Falls Church-based Northrop Grumman made what was largely considered the last deal in the previous round of consolidation, picking up TRW in 2002 to cement its spot as one of the biggest of the big. The deal capped off years of major acquisitions, including Newport News Shipbuilding.
But less than a decade later, Northrop began taking apart the massive company, first selling off its advisory services unit Tasc in 2009 to address potential inner-company conflicts of interest, and then in 2011, spinning off its shipbuilding business, which is now known as Huntington Ingalls.
Northrop’s moves predated the more recent spinoffs and separations by government contractors. McLean-based Science Applications International Corp. last year split itself into two companies: a technology business focused in areas such as national security and health, and a government services business.
More recently, Exelis announced it is spinning off its government services unit into a public company, following in the steps of L-3 Communications, which spun its government services unit off into Chantilly-based Engility in 2012.
Dowdy said many companies are taking a hard look at businesses that didn’t require as much attention in the previous decade.
“We had 10 years of year-on-year defense budget increases,” he said. “When the budget just keeps going up, up, up ... strong businesses do well, OK businesses do well and even poor businesses do well.”
These early deals are setting the stage for a defense industry reshaping. Many existing companies are simply too large and bulky to be bought, pushing them to spin off or sell units.

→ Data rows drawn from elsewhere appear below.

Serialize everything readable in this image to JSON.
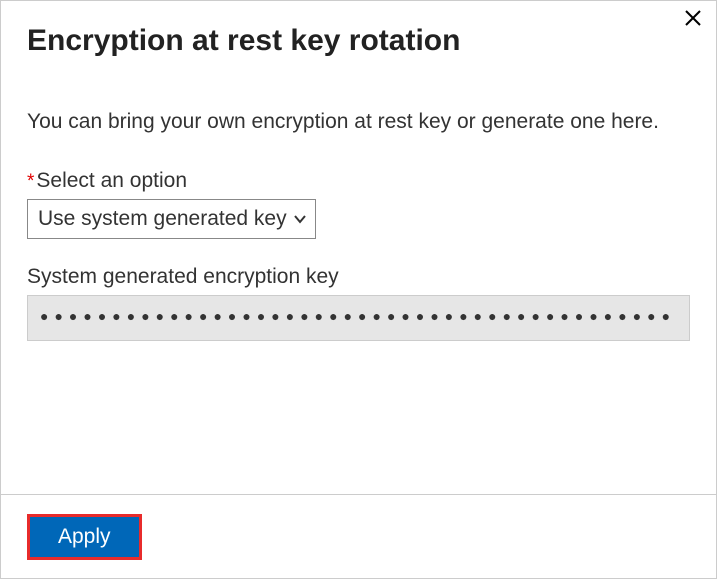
{
  "dialog": {
    "title": "Encryption at rest key rotation",
    "description": "You can bring your own encryption at rest key or generate one here.",
    "option_field": {
      "label": "Select an option",
      "selected": "Use system generated key"
    },
    "key_field": {
      "label": "System generated encryption key",
      "masked": "●●●●●●●●●●●●●●●●●●●●●●●●●●●●●●●●●●●●●●●●●●●●"
    },
    "apply_label": "Apply"
  }
}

Companies can shed divisions that are no longer profitable or fit with their portfolios and find complementary capabilities in another contractor’s unwanted units.
In particular, analysts say, the opportunity is greater for services companies, which have proliferated in the past decade as the government increasingly relied on contractors to provide federal labor.
It’s early to speculate on who might be bought, but Thompson pointed to Northrop, a leader in reshaping already, as a potential target. (Northrop declined to comment, noting that it does not participate in industry consolidation or acquisition stories).
Even though reshaping this time around is likely to be quite different, there are lessons from the 1990s on how to come out on top.
Augustine, who made sure his company was a buyer, not a seller, credited preparation.
By the time it was clear to many companies consolidation was coming, “we already had a leg up because we had saved a bunch of money and we pretty well knew what we were going to do,” said Augustine, who went on to eventually serve as chief executive of Lockheed Martin.
When contractors approached the merged company about potential acquisitions, its executives already had a binder on each business with its financial data, products and leadership, he said.
“We were ready to make decisions,” Augustine said. “We could tell you tomorrow whether we were interested.”
Dowdy, too, said the aggressive movers are likely the ones who will survive a reshaped defense market.
“One of the very clear lessons is move early to win, and the opposite of that is hunker down ... You can’t just say, ‘I’m just going to last this out,’” Dowdy said. The companies working “to push their margins up and start cleaning up their portfolio are, I would argue, the ones who are going to come out the other side.”
Thompson said that those who lead the merger wave “get to pick and choose.”
“You go later, you get the leftovers,” he said.
Even though a downturn appears bleak to many contractors, Augustine contends that it provides a real opportunity to put together a better company.
“In the good times, we never could have built Lockheed Martin,” he said. “None of these companies would have been for sale.”